- Paul Krugman framed the government’s rescue of Silicon Valley Bank as reasonable but maddening.
- The Nobel Prize-winning economist said the safer option was to guarantee its deposits.
- Krugman underlined the need for stricter regulations to prevent more bank failures.
Paul Krugman has called the US government’s rescue of Silicon Valley Bank a sensible but frustrating decision, and pushed for tighter banking regulations to prevent future failures.
SVB ran into trouble because it invested customers’ deposits in long-duration bonds that plunged in value as the Federal Reserve hiked interest rates from nearly zero to upwards of 4.5% over the past 12 months. The lender — a key player in the venture-capital ecosystem — responded by selling $24 billion of bonds and launching a $2 billion capital raise last week.
The bank’s scramble for cash sparked fears about its stability among VCs and their portfolio companies, leading to a tidal wave of withdrawals that overwhelmed the bank. The Federal Deposit Insurance Corporation (FDIC) took control of SVB on Friday, and agreed to guarantee all of its deposits beyond the usual $250,000 limit on Sunday.
Krugman argued in a New York Times column on Tuesday that SVB was uniquely vulnerable, and letting its large depositors lose some money probably wouldn’t have threatened the wider banking system. However, he emphasized that the risks of allowing SVB to fail greatly outweighed the dangers of intervening.
Still, the Nobel Prize-winning economist expressed reservations about the rescue. He complained it was “infuriating” that SVB was among the regional banks that successfully pushed for looser regulations a few years ago. He also called out the technology industry’s tendency to criticize big government until it needs help.
Moreover, Krugman flagged the risk that the government guaranteeing deposits might result in people parking their money in banks without questioning whether it’s safe, or how the lender is using their cash. Banks might also feel safe making high-risk loans or investments, if they believe their depositors will be made whole if they lose everything, he continued.
“Heads, they win; tails, the taxpayers lose,” the Nobel laureate said.
Krugman, a vocal cryptocurrency skeptic, said it was unreasonable to expect people to evaluate the soundness of banks, and questioned the sophistication of SVB’s customer base.
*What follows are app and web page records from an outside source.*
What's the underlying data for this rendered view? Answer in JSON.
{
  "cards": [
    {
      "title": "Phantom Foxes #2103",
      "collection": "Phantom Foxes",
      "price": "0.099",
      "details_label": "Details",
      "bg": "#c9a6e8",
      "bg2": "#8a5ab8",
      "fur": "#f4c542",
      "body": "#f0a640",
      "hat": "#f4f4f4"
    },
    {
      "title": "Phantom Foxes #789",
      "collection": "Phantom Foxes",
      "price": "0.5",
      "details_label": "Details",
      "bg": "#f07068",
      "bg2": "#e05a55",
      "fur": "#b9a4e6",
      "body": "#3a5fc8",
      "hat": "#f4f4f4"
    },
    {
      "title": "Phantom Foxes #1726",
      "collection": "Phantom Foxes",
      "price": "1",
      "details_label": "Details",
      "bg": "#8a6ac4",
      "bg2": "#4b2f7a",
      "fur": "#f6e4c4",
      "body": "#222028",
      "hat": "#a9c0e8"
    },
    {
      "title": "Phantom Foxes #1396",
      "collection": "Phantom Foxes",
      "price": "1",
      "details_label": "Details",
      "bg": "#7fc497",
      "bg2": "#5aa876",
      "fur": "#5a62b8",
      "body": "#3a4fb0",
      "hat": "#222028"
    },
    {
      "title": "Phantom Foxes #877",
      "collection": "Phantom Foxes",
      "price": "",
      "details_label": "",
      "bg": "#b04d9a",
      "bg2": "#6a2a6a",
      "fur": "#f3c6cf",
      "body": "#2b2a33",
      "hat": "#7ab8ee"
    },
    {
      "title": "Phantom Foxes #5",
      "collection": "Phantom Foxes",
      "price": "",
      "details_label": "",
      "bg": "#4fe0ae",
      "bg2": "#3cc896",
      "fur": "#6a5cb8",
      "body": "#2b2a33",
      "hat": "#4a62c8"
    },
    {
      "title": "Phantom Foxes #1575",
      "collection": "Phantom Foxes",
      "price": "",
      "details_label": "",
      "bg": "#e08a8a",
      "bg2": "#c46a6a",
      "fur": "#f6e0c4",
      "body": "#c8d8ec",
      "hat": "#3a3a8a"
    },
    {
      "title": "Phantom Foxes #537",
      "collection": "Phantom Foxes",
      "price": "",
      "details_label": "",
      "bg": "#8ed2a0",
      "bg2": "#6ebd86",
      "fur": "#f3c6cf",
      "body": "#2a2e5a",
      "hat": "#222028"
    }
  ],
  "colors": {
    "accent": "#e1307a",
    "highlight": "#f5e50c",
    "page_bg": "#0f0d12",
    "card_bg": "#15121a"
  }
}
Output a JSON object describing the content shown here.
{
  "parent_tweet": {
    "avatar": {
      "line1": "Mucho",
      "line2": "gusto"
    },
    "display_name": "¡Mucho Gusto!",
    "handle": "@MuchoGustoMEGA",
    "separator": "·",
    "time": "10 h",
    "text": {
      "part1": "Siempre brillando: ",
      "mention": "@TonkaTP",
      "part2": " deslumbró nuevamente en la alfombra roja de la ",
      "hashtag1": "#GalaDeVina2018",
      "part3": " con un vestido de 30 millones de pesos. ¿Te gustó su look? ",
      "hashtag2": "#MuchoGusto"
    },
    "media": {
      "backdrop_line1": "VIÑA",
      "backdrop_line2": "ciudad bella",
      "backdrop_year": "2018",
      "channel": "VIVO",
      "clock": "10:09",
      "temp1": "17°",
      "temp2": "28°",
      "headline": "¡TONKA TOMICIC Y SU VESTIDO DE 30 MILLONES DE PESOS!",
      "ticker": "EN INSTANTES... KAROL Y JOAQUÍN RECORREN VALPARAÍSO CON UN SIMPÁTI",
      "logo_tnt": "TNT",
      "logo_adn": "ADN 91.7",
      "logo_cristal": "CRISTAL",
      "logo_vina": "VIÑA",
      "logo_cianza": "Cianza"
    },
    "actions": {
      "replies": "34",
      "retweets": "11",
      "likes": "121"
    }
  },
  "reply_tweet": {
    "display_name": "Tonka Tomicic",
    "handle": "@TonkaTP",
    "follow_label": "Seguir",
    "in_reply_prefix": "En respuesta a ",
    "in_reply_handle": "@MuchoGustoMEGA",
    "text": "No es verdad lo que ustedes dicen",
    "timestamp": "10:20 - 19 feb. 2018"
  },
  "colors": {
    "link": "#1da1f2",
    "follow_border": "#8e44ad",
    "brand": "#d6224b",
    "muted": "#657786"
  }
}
“I don’t believe that SVB’s depositors were making careful, rational calculations about risks and likely policy responses, because I don’t believe that they understood how banking works in the first place,” he said. “For heaven’s sake, some of SVB’s biggest clients were in crypto. Need we say more?”
Krugman concluded that the key takeaway from the SVB fiasco is that banks need to be strongly regulated. Imposing capital requirements helps mitigate losses, and encourages bank bosses to act sensibly or lose money, he said.
“Wouldn’t we all, even the ultrarich and large companies, be happier if we didn’t have to worry about our banks going down in flames?” he asked.